Upon his retirement, Cundiff sent a letter to his customers saying, “Cundiff’s Drug Store has a distinguished history in Vinton, Roanoke, and Bedford counties. My dad, Wallace, started Cundiff’s Drug Store in December 1959. We started not only as a pharmacy, but as a small department store, including an unbeatable lunch counter. I began working there after school and over the summers, first working as a clerk, then as a delivery driver, before working beside my dad as a pharmacist. I am both proud and blessed to have carried on the family tradition.
“As many of you know, I have had my health challenges during the past 10-plus years, being away for extended periods of time,” Cundiff said. “I wish I could thank each one of you personally for staying with me and my staff through these times. There does, however, come a time to step back from the operation of this business and retire. Please know that I care for each and every one of you. You are my extended family.”
Several of those present during the recognition ceremony described Cundiff as a “walking miracle.”
Council members shared their own stories which involved Sam and the Cundiff family. Councilman Liles, who owns Deb’s Frozen Lemonade, joked that he got his start as an entrepreneur by buying bubble gum at Cundiff’s before school and selling it to classmates.
Cundiff’s wife, Terri, told those present that “Sam loves this place, this town, the people of this town. It was a hard decision for him to retire and close the store. I am so proud of him. He will be so sorely missed.”
Terri, along with Sam’s siblings, commented on the dedication of both Sam and his father to the community—the nights, Sunday afternoons, and holidays that were interrupted by calls for them to come to the pharmacy to fill a prescription. His family noted that when their father left the store, everyone believed “no one could fill his shoes,” but “Sam stepped right up and into the role without missing a beat. He carried on Daddy’s legacy.”
His brother, Bill, said, “Dad loved the Town of Vinton and caring for people and Sam continued that tradition.”
When it was his turn to speak, Sam said that he felt humbled by the recognition from the town and considered it quite a privilege to have served the community—a blessing, in fact. He downplayed the comments about legacy and tradition, saying “we just did what we were supposed to do.” He says he misses his customers, but the time had come to retire.
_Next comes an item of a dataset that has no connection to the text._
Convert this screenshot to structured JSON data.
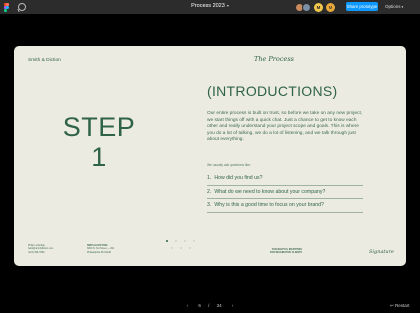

Council took action during the meeting to adopt a resolution in support of a joint grant application for the Federal Safe Streets 4 All program in cooperation with Roanoke and Botetourt Counties.
Assistant Town Manager Cody Sexton asked council to approve the resolution to formally support the joint application with the two counties to develop a comprehensive transportation Safety Action Plan. This action requires a commitment of funding from the town to meet the 20% match requirement, not to exceed $10,000, with the amount dependent upon the population of the three entities.
The Safe Streets 4 All program offers federal funding to local governments to produce a comprehensive transportation safety plan and encourages collaboration at a regional level. The overall long-range goal is to achieve “zero roadway fatalities.”
Sexton and Town Manager Pete Peters explained that this gives the town access to another funding resource to tap into—this time “a bucket of federal funds.” The Town of Vinton has proven itself over the years to be a master at writing grant applications and subsequently being awarded funds.
According to Sexton, this safety action plan can be used to leverage additional grant funding for transportation projects. It is made available through the federal bi-partisan Infrastructure Investment and Jobs Act. Completing the grant application is the only route to receiving the funding.
Sexton explained that this requires no additional commitment of resources from the town. There is no budget impact. Funding for programs such as this one are already in the budget.